Dystopia is not what it appears to be, and yet it satisfies in all the ways you want a novel to satisfy. I’d thoroughly recommend it for young readers, along with all you YA fans out there.
This first novel in what is bound to be a strong series explores the mystery of the Hangman Ghost, and mixes in elements of real history, and the geography of London. It’s actually made me want to visit some London attractions which, as a past Londoner, I never had an interest in. And it manages to do all this educational stuff whilst holding together a fast-paced adventure which doesn’t shy away from grisly and horrific scenes.
The biggest surprise for me was that the book is not strictly a dystopian story, despite its title. A dystopian society is one in which the socio-political elements, which should be oppressive or undesirable, are the focus of the novel. Although this book has elements of that in its allusions to how the UK is now structured, with curfews, restrictions and suchlike, it is only the backdrop upon which the supernatural drama is played, rather than being the focus.
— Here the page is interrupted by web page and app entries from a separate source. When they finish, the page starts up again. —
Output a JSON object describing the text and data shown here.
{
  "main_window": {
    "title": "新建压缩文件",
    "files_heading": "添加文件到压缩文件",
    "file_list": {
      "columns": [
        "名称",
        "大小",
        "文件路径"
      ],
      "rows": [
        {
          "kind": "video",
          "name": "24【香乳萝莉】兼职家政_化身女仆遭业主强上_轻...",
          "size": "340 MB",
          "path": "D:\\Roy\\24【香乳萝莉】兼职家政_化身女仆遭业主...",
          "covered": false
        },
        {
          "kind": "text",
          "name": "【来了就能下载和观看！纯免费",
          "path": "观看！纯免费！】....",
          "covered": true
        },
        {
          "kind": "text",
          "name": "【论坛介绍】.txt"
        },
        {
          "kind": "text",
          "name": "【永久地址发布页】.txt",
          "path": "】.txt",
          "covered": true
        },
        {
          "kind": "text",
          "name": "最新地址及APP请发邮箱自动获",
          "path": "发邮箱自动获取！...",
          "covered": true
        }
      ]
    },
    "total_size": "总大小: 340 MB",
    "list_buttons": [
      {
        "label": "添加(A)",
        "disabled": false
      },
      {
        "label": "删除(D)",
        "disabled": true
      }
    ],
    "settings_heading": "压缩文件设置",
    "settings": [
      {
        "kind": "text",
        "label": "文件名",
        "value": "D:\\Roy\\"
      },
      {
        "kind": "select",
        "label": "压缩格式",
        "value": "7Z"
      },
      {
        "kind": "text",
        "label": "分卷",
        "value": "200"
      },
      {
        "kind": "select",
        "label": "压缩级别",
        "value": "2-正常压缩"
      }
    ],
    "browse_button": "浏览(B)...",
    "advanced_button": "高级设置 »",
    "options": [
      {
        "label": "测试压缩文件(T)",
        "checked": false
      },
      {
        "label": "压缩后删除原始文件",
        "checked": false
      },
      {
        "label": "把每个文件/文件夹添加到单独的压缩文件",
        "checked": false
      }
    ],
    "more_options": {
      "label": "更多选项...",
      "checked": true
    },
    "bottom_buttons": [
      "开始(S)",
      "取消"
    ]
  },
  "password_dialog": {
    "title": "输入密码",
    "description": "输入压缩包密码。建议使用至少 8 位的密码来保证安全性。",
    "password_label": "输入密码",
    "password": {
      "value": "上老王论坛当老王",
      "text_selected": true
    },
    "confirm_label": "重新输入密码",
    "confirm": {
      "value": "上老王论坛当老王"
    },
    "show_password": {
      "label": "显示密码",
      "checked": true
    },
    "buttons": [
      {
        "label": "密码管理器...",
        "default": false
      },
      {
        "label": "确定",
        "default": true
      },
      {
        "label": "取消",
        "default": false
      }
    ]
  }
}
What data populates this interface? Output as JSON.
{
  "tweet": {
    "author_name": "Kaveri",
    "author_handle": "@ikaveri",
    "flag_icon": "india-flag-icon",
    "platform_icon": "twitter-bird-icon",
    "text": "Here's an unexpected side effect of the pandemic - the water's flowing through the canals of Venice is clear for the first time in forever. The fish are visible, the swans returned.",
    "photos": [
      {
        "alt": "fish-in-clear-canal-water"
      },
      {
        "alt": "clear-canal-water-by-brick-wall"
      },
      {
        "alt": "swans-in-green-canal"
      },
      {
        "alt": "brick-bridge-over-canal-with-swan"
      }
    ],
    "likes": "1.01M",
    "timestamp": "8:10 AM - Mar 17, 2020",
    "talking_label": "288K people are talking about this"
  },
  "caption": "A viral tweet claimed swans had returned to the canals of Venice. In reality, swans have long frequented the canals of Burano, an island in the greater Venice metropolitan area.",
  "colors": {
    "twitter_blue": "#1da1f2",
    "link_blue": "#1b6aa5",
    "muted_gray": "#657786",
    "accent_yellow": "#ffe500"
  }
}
It’s a lead-in to the paranormal world that’s lurking beneath the surface, and this sense of paranormal revelation gives the novel a Gaiman sort of feel, á là Neverwhere. It’s refreshing having the book subvert any preconceptions the reader might have, because it forces the reader to accept the storyline before their eyes rather than approach it with expectations. So for me, this was one of the things that won me over.
At points some turns of phrase seemed a bit cliché, but others really stood out. The morning dew settling like sweat over the domed head of St Paul’s Cathedral is perhaps my favourite, but I’ll leave the rest for you to discover.
Another thing that makes me very happy about this book is that Ergo is excellent at writing from the point-of-view of teenage heroine Sasha. It’s pretty believable characterisation – I can contest that many of her thoughts are exactly what a teenage girl might be thinking – and in addition he manages to make Sasha not very stereotypical at all. She also has asthma, which adversely impacts her during the story, and quirky superstitious beliefs. She’s not an action girl, and she’s not sweet and sugary. You really get the impression she’s a bit of an outcast, but not in a cool way. And yet her friends help her to see herself as someone beautiful and strong by the end of the story.
It’s a nice touch that those with paranormal powers often have to live with disabilities as trade-offs for their powers too. This is something that isn’t normally included in your typical fantasy / sci-fi / superhero stories, and usually when it is included it’s not a disability that seriously impacts the character’s ability to continue the adventure. But in this story Sasha has asthma and it actually impacts the story in a serious way. And while her close companions don’t have anything as severe, you do hear about others with serious conditions.
Teenage issues are included, and they mix in with the plethora of adventure, history, geography and horror in a way that makes each element not too overwhelming. It all ties in nicely, and bottom line is, if you like fast-paced, urban supernatural fantasy, this would be a good choice!
At LFCC I met Ergo promoting Dystopia along with an EP by his band, Signed in Crimson. The EP featured songs which relate to the novel, and playing it alongside reading led to a more interactive experience. It’s female-fronted rock, with metal and post-hardcore influences (a bit of Evanescence, a bit of My Chemical Romance, a bit of Coheed and Cambria), and is pretty solid and heavy, which really brought me back to my own teenage days. Definitely a winner with the themes of the book!
The question of exactly what Dystopia Day is remains, presumably to be uncovered in a later book. The sequel Hysteria is out on October 31st, perfect timing for its spooky theme, and I must say, I’m looking forward to it!
To find out more, go to the official Dystopia website.
main image and Dystopia logo © Anthony Ergo